§ EXERCISE DETAILS
Each line of the entries below that includes "this" belongs in your answer.

§ DATA SHOWN
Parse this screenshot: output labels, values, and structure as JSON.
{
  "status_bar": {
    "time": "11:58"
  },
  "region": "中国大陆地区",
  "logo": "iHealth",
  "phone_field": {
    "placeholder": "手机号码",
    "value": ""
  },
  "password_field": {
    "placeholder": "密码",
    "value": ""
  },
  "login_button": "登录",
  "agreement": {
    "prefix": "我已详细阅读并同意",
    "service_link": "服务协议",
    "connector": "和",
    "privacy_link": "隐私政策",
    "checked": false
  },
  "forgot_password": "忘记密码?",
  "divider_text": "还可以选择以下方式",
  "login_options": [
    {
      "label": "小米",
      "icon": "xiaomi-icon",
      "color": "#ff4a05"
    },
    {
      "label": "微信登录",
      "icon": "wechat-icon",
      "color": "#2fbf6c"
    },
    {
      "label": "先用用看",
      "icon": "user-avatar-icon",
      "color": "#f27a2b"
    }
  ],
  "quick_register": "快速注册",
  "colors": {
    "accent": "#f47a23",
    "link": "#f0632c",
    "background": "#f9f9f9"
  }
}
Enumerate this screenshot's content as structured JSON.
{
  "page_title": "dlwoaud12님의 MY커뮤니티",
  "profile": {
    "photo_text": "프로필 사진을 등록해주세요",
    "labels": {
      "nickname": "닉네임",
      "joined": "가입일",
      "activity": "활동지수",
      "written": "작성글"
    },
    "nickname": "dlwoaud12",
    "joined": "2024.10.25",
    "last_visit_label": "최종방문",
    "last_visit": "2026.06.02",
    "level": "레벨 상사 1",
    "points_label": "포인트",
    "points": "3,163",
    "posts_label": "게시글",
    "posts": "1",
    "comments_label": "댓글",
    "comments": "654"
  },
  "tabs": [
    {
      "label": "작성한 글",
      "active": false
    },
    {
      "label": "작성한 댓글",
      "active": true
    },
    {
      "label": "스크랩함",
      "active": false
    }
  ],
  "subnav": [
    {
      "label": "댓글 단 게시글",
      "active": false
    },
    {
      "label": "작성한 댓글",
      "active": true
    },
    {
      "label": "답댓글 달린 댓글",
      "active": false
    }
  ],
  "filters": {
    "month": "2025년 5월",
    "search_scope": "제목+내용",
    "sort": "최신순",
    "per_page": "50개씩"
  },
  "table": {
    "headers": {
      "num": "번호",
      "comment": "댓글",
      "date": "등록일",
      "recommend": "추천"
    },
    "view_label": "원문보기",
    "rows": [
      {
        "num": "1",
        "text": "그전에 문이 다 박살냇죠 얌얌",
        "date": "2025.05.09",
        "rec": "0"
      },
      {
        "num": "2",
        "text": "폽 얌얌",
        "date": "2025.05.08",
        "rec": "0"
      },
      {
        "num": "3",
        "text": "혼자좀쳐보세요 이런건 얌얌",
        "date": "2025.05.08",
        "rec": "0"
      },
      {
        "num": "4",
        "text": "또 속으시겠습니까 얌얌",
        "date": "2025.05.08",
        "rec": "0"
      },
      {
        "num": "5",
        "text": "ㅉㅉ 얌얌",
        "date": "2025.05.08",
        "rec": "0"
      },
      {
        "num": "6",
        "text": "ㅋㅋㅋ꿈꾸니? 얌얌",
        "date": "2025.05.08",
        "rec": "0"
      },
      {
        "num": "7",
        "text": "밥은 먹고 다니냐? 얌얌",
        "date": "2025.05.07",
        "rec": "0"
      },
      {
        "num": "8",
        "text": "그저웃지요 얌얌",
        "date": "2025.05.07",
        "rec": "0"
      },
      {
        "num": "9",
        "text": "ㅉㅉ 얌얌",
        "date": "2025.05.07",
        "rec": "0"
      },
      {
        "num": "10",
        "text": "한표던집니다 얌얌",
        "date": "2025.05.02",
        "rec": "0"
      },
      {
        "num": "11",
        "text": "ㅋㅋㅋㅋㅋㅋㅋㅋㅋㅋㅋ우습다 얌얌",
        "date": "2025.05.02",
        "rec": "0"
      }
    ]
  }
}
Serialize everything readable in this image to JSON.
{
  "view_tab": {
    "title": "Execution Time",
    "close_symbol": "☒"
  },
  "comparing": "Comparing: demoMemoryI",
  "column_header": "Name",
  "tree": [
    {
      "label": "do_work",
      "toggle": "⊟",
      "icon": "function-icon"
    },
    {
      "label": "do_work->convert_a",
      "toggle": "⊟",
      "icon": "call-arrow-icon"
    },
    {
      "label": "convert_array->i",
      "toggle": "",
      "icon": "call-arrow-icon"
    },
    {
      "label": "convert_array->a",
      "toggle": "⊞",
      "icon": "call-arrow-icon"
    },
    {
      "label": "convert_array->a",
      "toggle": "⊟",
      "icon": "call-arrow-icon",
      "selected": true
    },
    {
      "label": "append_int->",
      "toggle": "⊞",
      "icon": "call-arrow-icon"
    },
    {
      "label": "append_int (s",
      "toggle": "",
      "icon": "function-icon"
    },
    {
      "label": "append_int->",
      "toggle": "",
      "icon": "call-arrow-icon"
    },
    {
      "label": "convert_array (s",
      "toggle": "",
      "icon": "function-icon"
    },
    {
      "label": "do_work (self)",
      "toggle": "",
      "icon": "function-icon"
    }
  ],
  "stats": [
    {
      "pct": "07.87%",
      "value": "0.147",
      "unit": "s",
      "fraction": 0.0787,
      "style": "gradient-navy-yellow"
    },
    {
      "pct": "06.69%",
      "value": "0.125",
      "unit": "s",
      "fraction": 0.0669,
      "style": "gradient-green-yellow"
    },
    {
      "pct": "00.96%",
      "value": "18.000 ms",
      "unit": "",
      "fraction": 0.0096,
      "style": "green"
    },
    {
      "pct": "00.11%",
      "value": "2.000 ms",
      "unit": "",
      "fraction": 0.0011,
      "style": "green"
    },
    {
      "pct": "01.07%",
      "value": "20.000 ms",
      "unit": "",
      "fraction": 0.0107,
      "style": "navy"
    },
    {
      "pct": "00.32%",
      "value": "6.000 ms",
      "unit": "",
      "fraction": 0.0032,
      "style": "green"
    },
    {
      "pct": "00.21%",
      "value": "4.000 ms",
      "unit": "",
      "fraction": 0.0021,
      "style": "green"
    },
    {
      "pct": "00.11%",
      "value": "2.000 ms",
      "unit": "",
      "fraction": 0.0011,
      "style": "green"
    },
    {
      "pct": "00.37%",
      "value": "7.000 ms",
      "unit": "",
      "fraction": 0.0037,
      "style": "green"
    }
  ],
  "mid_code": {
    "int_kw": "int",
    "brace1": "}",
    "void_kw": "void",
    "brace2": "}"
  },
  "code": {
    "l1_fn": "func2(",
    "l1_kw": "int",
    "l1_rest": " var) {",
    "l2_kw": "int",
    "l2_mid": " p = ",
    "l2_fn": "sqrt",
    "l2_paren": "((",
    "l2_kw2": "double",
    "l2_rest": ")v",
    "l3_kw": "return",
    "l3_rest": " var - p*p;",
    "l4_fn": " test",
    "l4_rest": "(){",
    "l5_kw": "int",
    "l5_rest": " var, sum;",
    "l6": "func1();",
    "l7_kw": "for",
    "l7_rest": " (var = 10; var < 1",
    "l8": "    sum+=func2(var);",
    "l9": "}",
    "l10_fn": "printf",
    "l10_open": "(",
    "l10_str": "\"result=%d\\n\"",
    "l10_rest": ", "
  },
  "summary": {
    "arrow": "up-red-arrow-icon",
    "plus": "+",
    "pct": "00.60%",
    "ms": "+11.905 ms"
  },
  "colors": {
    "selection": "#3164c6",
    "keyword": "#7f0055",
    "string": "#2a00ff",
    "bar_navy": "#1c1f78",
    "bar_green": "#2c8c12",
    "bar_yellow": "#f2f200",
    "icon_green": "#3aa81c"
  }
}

§ TASK ANSWER
Parse this screenshot: output labels, values, and structure as JSON.
Enumerate this screenshot's content as structured JSON.
Serialize everything readable in this image to JSON.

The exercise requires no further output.